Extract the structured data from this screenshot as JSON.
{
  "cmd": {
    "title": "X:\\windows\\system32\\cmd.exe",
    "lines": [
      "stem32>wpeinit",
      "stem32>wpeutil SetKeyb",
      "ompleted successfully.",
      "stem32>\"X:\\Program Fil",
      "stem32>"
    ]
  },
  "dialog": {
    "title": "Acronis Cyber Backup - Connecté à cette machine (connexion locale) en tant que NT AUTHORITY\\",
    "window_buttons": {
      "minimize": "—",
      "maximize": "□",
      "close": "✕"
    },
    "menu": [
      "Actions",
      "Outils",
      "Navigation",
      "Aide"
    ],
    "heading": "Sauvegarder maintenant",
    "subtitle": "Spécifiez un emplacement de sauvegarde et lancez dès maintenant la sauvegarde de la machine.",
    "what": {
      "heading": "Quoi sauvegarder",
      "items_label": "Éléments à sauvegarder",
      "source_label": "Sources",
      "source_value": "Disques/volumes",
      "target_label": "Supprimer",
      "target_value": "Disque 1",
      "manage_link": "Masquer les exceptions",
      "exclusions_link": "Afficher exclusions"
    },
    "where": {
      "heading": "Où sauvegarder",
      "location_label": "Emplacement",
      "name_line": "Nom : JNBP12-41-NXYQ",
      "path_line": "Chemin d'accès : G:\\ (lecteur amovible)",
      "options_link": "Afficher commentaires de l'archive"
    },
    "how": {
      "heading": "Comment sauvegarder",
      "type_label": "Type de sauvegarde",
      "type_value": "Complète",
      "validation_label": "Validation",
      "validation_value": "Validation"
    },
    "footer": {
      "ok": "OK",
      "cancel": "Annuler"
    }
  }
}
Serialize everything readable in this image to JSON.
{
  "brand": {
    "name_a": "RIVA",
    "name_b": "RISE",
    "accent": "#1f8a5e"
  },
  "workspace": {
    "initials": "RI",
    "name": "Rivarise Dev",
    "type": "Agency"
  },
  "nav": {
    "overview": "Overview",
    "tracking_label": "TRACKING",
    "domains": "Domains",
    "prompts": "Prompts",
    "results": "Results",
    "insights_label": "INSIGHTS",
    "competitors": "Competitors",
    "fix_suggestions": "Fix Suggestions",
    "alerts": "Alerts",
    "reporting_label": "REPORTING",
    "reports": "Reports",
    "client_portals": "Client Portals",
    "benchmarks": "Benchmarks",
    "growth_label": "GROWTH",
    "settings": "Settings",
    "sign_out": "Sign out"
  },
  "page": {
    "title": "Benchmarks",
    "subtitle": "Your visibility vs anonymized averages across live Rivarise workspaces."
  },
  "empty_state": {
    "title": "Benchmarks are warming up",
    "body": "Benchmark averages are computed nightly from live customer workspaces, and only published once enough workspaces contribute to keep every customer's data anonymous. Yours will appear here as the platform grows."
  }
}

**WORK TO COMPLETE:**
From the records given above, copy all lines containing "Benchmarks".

**RESPONSE:**
    "benchmarks": "Benchmarks",
    "title": "Benchmarks",
    "title": "Benchmarks are warming up",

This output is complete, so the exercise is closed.